* [ACTION ITEM]: Below are some records. Say how many of their lines contain the string "Confirm", and give nothing but the number.

[Dataset records]
+-------+

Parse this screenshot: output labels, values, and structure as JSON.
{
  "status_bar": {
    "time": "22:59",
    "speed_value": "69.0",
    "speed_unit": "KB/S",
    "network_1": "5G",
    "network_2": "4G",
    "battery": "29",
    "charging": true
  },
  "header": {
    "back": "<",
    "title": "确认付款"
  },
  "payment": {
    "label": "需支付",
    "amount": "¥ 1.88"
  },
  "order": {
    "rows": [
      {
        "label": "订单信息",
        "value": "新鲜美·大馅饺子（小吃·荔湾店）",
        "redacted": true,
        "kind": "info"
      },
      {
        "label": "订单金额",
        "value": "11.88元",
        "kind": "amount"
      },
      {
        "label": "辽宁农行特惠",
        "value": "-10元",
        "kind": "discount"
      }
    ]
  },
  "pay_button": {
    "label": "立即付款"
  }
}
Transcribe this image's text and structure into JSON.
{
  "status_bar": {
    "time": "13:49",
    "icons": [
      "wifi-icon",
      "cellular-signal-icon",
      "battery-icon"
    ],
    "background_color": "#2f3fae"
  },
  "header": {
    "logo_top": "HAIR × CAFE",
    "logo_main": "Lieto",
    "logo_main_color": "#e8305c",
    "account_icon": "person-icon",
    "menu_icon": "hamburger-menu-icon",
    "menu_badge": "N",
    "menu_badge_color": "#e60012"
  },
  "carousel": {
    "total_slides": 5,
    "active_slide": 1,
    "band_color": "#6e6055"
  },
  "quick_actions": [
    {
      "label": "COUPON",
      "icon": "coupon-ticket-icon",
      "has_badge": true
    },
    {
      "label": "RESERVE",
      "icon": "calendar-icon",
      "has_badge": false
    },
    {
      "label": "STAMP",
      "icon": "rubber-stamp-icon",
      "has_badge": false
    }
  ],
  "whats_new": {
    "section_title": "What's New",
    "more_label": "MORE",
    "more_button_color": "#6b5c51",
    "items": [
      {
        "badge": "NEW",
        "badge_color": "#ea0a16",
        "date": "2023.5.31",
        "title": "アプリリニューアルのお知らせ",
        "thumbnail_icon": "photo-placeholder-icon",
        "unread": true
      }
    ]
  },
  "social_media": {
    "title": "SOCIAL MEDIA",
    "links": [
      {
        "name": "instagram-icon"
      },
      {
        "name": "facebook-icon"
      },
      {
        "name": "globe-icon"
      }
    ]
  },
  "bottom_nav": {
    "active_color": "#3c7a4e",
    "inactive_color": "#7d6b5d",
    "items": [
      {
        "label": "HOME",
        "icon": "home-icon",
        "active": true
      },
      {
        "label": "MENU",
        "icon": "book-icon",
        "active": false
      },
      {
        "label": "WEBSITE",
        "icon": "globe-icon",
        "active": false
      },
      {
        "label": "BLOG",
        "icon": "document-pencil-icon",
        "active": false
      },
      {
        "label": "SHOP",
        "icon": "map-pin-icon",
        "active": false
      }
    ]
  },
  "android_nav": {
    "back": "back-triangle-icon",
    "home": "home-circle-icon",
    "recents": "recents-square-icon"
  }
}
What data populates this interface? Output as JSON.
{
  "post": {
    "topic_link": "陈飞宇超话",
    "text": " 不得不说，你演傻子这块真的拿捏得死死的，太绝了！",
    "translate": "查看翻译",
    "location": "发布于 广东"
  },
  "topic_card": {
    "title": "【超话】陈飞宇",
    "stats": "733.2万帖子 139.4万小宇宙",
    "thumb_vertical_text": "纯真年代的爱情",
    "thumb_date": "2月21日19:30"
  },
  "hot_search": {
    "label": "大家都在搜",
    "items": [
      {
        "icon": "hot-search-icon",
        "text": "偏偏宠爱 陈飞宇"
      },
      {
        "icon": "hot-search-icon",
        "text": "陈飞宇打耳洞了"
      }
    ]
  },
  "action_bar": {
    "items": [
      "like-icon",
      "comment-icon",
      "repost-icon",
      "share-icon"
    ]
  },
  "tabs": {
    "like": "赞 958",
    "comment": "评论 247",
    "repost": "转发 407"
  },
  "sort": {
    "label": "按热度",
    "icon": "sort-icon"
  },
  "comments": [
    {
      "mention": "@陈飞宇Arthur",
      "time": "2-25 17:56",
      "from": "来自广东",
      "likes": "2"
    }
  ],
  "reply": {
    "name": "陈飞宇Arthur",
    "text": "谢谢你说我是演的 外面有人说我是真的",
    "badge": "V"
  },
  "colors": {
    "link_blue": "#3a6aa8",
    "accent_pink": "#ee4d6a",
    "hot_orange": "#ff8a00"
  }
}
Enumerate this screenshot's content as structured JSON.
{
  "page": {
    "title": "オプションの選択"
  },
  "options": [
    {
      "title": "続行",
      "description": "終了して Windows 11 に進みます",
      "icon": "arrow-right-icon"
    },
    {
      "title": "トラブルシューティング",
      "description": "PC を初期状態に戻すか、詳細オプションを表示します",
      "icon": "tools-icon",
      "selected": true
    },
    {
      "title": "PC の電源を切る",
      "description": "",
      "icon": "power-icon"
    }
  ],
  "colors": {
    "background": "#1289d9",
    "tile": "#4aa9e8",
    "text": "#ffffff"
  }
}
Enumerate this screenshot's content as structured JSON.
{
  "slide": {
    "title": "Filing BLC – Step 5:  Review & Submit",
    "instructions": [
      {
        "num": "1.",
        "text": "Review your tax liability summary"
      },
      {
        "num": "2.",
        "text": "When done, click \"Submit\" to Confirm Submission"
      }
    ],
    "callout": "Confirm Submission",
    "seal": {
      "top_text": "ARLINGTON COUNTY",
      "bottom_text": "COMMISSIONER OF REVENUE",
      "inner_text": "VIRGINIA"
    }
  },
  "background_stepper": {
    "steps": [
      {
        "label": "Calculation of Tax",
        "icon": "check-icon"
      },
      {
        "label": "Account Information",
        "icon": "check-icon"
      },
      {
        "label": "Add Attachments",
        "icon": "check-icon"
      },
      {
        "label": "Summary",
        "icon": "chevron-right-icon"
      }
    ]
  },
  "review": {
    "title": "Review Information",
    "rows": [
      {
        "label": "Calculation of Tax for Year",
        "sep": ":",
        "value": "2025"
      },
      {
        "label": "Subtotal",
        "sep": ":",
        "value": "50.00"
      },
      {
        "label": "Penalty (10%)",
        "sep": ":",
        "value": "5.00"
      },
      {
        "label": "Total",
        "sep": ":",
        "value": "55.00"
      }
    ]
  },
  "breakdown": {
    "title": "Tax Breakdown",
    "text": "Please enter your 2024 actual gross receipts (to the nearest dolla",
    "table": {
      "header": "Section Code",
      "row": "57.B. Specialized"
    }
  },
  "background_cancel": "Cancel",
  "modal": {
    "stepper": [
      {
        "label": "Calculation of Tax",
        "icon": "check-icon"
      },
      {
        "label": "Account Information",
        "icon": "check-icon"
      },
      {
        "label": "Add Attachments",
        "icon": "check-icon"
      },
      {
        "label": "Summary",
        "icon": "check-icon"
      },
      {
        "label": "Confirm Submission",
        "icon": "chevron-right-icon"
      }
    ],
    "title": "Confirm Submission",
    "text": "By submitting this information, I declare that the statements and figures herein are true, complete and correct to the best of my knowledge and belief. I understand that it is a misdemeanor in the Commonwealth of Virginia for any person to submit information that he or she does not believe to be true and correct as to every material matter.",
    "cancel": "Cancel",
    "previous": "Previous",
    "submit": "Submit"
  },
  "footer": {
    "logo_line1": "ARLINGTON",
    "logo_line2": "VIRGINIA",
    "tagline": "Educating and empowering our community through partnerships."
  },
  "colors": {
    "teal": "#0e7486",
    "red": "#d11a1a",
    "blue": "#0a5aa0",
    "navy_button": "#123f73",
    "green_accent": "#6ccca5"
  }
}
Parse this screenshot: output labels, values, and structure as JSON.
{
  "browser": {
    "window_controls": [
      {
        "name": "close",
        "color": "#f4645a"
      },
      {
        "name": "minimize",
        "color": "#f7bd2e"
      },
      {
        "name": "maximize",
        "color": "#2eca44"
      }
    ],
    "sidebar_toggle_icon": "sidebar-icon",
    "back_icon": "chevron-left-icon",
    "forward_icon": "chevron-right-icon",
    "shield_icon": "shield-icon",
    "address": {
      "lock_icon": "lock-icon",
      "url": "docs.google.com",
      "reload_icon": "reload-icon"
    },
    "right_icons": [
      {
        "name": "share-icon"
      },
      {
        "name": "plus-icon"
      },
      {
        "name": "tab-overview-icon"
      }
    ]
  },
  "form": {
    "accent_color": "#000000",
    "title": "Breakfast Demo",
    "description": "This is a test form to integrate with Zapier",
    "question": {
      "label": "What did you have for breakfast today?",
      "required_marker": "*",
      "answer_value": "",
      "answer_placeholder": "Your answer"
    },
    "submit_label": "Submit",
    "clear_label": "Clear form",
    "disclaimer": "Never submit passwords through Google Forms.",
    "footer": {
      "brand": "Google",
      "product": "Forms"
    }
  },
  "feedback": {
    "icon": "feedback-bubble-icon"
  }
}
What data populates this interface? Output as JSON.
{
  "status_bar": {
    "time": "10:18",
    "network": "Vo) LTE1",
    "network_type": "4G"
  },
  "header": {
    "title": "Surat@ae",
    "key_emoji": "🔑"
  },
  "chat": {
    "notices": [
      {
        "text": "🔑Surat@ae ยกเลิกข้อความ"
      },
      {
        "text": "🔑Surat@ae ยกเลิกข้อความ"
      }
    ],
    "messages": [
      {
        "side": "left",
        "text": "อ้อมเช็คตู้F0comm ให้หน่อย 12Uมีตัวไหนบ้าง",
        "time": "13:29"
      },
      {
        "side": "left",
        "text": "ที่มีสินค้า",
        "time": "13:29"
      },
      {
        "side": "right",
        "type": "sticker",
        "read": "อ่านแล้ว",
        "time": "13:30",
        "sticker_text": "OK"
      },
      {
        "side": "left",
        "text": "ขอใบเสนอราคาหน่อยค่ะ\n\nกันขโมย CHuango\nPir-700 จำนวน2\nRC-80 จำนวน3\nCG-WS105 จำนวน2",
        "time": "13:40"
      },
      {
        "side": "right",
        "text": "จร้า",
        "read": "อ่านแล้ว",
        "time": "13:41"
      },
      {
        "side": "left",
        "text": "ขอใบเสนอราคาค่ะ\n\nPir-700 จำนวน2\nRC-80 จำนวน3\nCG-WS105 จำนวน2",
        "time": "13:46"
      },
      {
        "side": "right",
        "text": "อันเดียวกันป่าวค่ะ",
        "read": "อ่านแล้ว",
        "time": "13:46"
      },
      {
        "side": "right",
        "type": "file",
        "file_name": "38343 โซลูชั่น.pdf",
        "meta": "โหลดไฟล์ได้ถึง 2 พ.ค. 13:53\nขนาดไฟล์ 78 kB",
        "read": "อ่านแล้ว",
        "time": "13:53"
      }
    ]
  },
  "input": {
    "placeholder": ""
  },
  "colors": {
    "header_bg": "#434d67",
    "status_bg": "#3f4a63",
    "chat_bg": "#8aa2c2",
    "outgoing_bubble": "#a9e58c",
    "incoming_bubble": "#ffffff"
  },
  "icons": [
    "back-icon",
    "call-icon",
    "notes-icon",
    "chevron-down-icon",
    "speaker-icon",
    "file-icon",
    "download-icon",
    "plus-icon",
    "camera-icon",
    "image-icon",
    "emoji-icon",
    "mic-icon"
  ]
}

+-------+

* [SOLUTION TO THIS PROBLEM]: 4